Sig block, n., meaning signature block. It is also often sig file. Many Usenetters have standard blocks of text that are added to the end of their posts. These signature blocks often contain quotes, poems, bits of ASCII art, etc. (net.news, 16 Aug 1983)
Signal to noise ratio, n., the amount of intelligent, original commentary in a newsgroup, compared to spam, pointless chatter, etc. It is often abbreviated to S/N ratio. It is an adaptation of an electronics term. (net.suicide, 19 Feb 1983)
Sock puppet, n., is one who mindlessly parrots the ideas of another, as if one were a sock puppet. On Usenet, people sometimes create avatars to make it seem as if more people are agreeing with them. These are also known as sock-puppets. (chi.media, 15 May 1995)
Spoiler space, n., are blank lines inserted at the top of posts that contain spoilers, forcing someone to scroll down in order to read the spoilers.

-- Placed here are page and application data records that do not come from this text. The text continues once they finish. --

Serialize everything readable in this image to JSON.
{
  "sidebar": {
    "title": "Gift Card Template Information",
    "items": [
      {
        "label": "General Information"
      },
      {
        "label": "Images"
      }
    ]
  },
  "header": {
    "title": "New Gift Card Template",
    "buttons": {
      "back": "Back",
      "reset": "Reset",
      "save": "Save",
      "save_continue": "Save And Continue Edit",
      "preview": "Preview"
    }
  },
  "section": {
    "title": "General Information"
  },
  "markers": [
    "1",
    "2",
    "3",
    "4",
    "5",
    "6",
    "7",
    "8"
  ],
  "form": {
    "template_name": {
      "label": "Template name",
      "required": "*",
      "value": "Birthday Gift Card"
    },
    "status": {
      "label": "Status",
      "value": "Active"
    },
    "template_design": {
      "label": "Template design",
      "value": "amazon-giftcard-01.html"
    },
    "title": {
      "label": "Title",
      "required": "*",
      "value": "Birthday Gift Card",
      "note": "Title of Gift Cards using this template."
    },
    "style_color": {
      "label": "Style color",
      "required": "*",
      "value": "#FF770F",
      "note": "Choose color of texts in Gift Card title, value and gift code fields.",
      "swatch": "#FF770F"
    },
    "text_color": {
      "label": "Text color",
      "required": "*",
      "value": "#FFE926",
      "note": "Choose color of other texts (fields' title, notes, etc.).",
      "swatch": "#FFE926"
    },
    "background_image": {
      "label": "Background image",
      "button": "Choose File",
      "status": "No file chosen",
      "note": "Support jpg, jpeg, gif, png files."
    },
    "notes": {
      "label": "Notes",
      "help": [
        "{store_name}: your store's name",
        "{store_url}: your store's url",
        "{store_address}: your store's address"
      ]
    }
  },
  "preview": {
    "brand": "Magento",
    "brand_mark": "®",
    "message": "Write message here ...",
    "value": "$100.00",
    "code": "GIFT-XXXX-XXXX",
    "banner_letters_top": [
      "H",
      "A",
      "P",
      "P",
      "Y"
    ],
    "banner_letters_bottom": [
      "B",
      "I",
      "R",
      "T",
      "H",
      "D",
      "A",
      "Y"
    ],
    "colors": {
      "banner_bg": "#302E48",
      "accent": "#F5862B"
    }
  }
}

The intent is to prevent inadvertent viewing of spoilers. (rec.games.misc, 11 Apr 1992)
Spoiler, n., is information that gives away the end of a movie, TV show, book, video game, etc. and spoils it for anyone else. On Usenet, it is considered polite to clearly mark posts that contain spoilers. (fa.sf-lovers, 13 May 1981)
Thread drift, n., is the gradual changing of the subject matter in a thread. Long-lasting threads on Usenet almost invariably change topics multiple times. (rec.games.frp, 13 Jan 1991)
Troll, n. & v., a deliberately inflammatory message designed to rile up and provoke members of newsgroup. The term is from the method of fishing. (alt.folklore.urban, 7 Feb 1993)
YMMV, abbrev., for Your Mileage May Vary. It is used to mean that the results one gets may not match the results reported in the post. The term is from a standard disclaimer that automobile manufacturers give. (rec.music.classical, 27 Feb 1990)
Copyright 1997-2014, by David Wilton